Off-kilter funny with Harland Williams
Sixty years after I Love Lucy, Canada is finally getting the hang of making American-style sitcoms, said comedian Harland Williams.
As co-star of the new Citytv comedy series, Package Deal, Williams said Canada, “amazingly,” has rarely employed the multi-camera, live-audience approach routinely used in filming U.S. sitcoms, from Lucille’s Ball’s 1950s landmark series to The Big Bang Theory.
An exception was the long-running CBC show King of Kensington. “But that was a kind of corny, cheesy show about some fat guy shopping in a market,” recalled Williams, who couldn’t sound less thrilled at the memory.
He’s glad to see the Canadian TV industry seemingly taking a leap forward with the four-camera taping style used in the creation of his weekly series, Package Deal, which is filmed in Vancouver in front of a live studio audience.

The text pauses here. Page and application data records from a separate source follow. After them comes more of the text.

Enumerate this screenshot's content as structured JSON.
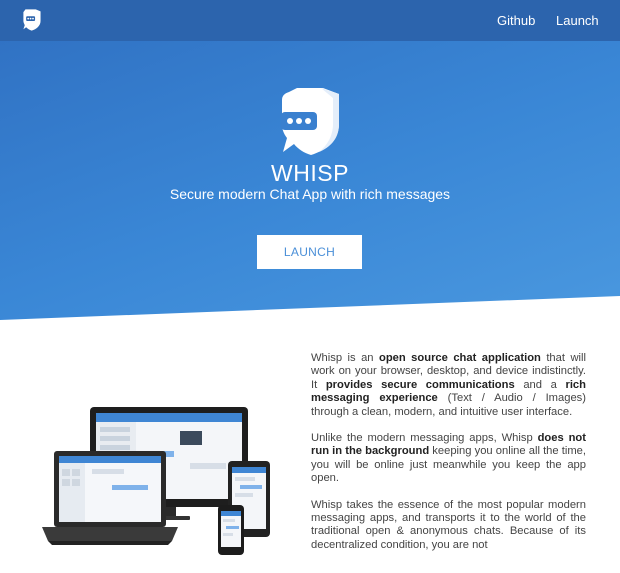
{
  "nav": {
    "github": "Github",
    "launch": "Launch"
  },
  "hero": {
    "title": "WHISP",
    "subtitle": "Secure modern Chat App with rich messages",
    "launch_button": "LAUNCH"
  },
  "description": {
    "p1": [
      {
        "t": "Whisp is an ",
        "b": false
      },
      {
        "t": "open source chat application",
        "b": true
      },
      {
        "t": " that will work on your browser, desktop, and device indistinctly. It ",
        "b": false
      },
      {
        "t": "provides secure communications",
        "b": true
      },
      {
        "t": " and a ",
        "b": false
      },
      {
        "t": "rich messaging experience",
        "b": true
      },
      {
        "t": " (Text / Audio / Images) through a clean, modern, and intuitive user interface.",
        "b": false
      }
    ],
    "p2": [
      {
        "t": "Unlike the modern messaging apps, Whisp ",
        "b": false
      },
      {
        "t": "does not run in the background",
        "b": true
      },
      {
        "t": " keeping you online all the time, you will be online just meanwhile you keep the app open.",
        "b": false
      }
    ],
    "p3": [
      {
        "t": "Whisp takes the essence of the most popular modern messaging apps, and transports it to the world of the traditional open & anonymous chats. Because of its decentralized condition, you are not",
        "b": false
      }
    ]
  },
  "colors": {
    "nav_bg": "#2c64ad",
    "hero_start": "#2f6fc1",
    "hero_end": "#4a98df",
    "accent": "#4a8fd8"
  },
  "icons": [
    "whisp-shield-logo-icon",
    "devices-illustration"
  ]
}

The show about three dysfunctionally tight brothers and the woman who comes between them springs from the mind of creator/ executive producer Andrew Orenstein (3rd Rock from the Sun, Malcolm in the-- Middle, Everybody Hates Chris).
Package Deal, which airs on Mondays at 10 p.m., also features Eugene Levy and Pamela Anderson in reoccurring roles — and Williams couldn’t be more excited.
The comedian, who brings his live show to Red Deer’s International Beer Haus and Stage on Tuesday, said he worships Levy from his days with Toronto’s Second City and SCTV series.
“He was one of my idols, so to work with him is to come full circle.”
And Anderson, who is not at all ditzy in person, actually is as big a bombshell in real life as in the movies, said Williams. “She’s just born with it. She doesn’t have to turn it on — she can’t shut it off!”
The 50-year-old comedian, who grew up in Toronto and now lives in Los Angeles, has appeared in tons of movies over the last 20 years — from the police officer who drinks pee in Dumb and Dumber to the hitchhiking serial killer in There’s Something About Mary.
When it’s suggested that Williams is known for making a big impact in small roles, Williams takes mock umbrage, saying, “I’ve had some starring roles too — like in Rocketman.”
He played the obnoxious, geeky astronaut Fred Z. Randall, who travels to Mars in the 1997 low-budget family comedy.
Williams also starred in the 1998 TV movie Mr. Headmistress, in which he played an ex-con who disguises himself as the head of an all-girls’ school to escape some bad guys. (Think of a gender-bending, white, secular, non-musical version of Sister Act.)
But, for someone who has spent a good deal of time in front of the cameras, Williams said he always enjoys performing for live audiences, since his wellspring is stand-up comedy.
“I’m very comfortable in front of an audience because I like getting that live feedback.”
He gathers inspiration for his act from all aspects of life. For instance, front-page articles about global warming, “made me decide to get into the rubber galoshes market. If 15 years from now, the ocean’s going to rise by three feet, then I’m getting in early . . . . .”
There’s also his Walmart experience. Williams said he only recently set foot in the store to see what it’s all about. “I didn’t realize how big it was,” added the comic, who claims he bought a rifle from the sporting goods department in order to bag an elk that passed him in housewares.
“It’s the only store where you can yodel and hear your own echo.”
Williams said he looks forward to performing in Red Deer — and soaking up more of that undefinable something that makes so many Canadians off-kilter funny. “It’s all the fumes from Syncrude . . . it’s demented us to a degree.”
Although he can be seen in a new movie that comes out in February — the raunchy high school reunion comedy, Back in the Day — Williams also encourages fans to tune in to his website, harlandwilliams.com, for some free humour by clicking on The Harland Highway.
To de-stress, Williams turns to music.
He performs with his real-life cousin Kevin Hearn (from the band Barenaked Ladies) in a duo called The Cousins. The group dabbles in a lot of genres — from tropical flavoured tunes, to tongue-in-cheek 1960s love songs, to country music and dance club mixes.
“It’s great, because we don’t have to answer to anybody,” said Williams.
Tickets to his 8 p.m. stand-up show at 5008 48th St. are $25 from Ticketmaster. For more information, call 403-986-5008.